Task item: Each line with the string "folder" is to be copied from the records below.
■ ■ ■
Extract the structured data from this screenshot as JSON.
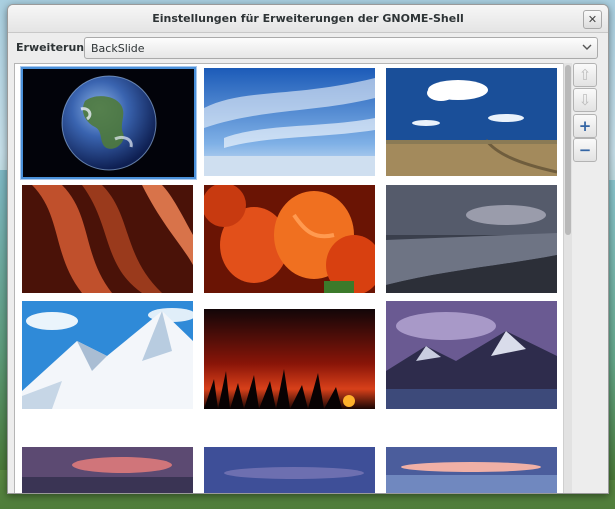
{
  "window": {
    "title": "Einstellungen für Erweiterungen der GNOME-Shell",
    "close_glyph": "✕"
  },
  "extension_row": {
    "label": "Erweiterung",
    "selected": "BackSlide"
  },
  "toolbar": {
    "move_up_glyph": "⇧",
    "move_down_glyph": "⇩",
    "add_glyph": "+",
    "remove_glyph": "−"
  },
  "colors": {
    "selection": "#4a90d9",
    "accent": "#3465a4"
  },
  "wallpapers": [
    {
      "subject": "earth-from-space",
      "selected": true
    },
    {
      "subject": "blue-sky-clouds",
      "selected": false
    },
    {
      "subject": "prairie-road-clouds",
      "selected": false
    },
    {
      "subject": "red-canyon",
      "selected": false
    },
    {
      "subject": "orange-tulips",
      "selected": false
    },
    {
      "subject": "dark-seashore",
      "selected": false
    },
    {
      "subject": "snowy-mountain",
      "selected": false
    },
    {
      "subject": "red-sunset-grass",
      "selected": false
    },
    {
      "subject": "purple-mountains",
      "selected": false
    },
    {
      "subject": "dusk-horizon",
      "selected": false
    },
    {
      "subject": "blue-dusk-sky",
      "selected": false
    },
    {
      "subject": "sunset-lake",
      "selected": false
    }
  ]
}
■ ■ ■
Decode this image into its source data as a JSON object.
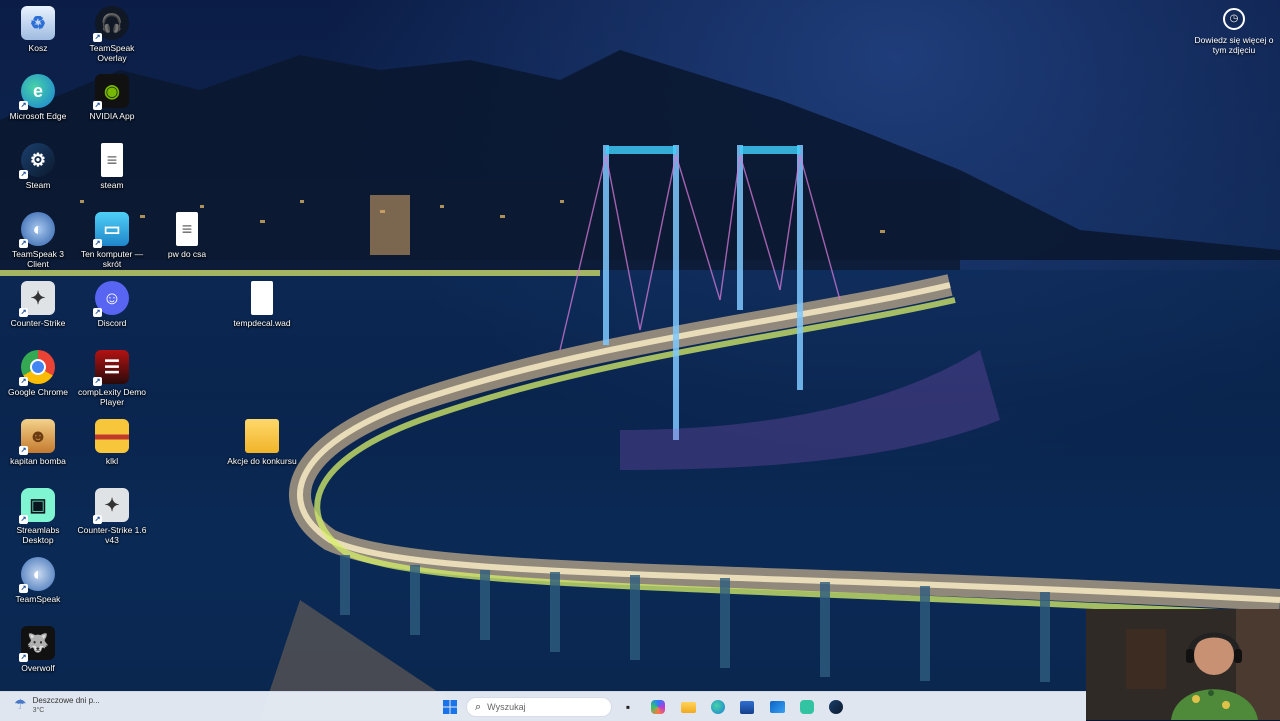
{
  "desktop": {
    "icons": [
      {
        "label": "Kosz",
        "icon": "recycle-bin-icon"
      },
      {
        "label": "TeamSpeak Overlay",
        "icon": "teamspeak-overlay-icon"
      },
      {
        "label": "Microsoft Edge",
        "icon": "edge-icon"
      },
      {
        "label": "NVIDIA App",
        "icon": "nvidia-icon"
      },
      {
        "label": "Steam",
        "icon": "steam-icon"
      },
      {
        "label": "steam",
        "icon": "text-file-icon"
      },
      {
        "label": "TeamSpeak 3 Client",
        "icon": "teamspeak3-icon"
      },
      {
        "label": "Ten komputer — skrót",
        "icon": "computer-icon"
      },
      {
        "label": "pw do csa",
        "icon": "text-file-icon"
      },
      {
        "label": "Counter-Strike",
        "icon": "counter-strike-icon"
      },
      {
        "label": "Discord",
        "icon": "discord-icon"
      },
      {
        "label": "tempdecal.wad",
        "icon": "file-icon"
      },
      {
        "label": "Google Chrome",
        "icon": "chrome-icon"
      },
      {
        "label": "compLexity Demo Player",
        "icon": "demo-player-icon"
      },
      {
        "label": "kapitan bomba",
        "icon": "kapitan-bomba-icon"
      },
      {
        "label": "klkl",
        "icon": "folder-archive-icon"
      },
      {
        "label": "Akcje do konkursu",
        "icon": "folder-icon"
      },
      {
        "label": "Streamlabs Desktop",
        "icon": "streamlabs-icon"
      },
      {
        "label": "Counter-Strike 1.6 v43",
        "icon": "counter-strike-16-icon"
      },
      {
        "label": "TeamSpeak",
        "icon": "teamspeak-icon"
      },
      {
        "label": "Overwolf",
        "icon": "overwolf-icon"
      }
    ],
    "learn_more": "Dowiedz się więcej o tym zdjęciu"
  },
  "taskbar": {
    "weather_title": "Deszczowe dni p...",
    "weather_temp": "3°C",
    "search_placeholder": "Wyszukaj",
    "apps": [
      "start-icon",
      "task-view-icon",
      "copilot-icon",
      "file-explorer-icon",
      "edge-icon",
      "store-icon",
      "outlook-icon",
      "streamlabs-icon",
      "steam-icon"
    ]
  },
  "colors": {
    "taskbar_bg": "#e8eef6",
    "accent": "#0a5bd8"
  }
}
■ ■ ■
Problem solution:
        "icon": "folder-archive-icon"
        "icon": "folder-icon"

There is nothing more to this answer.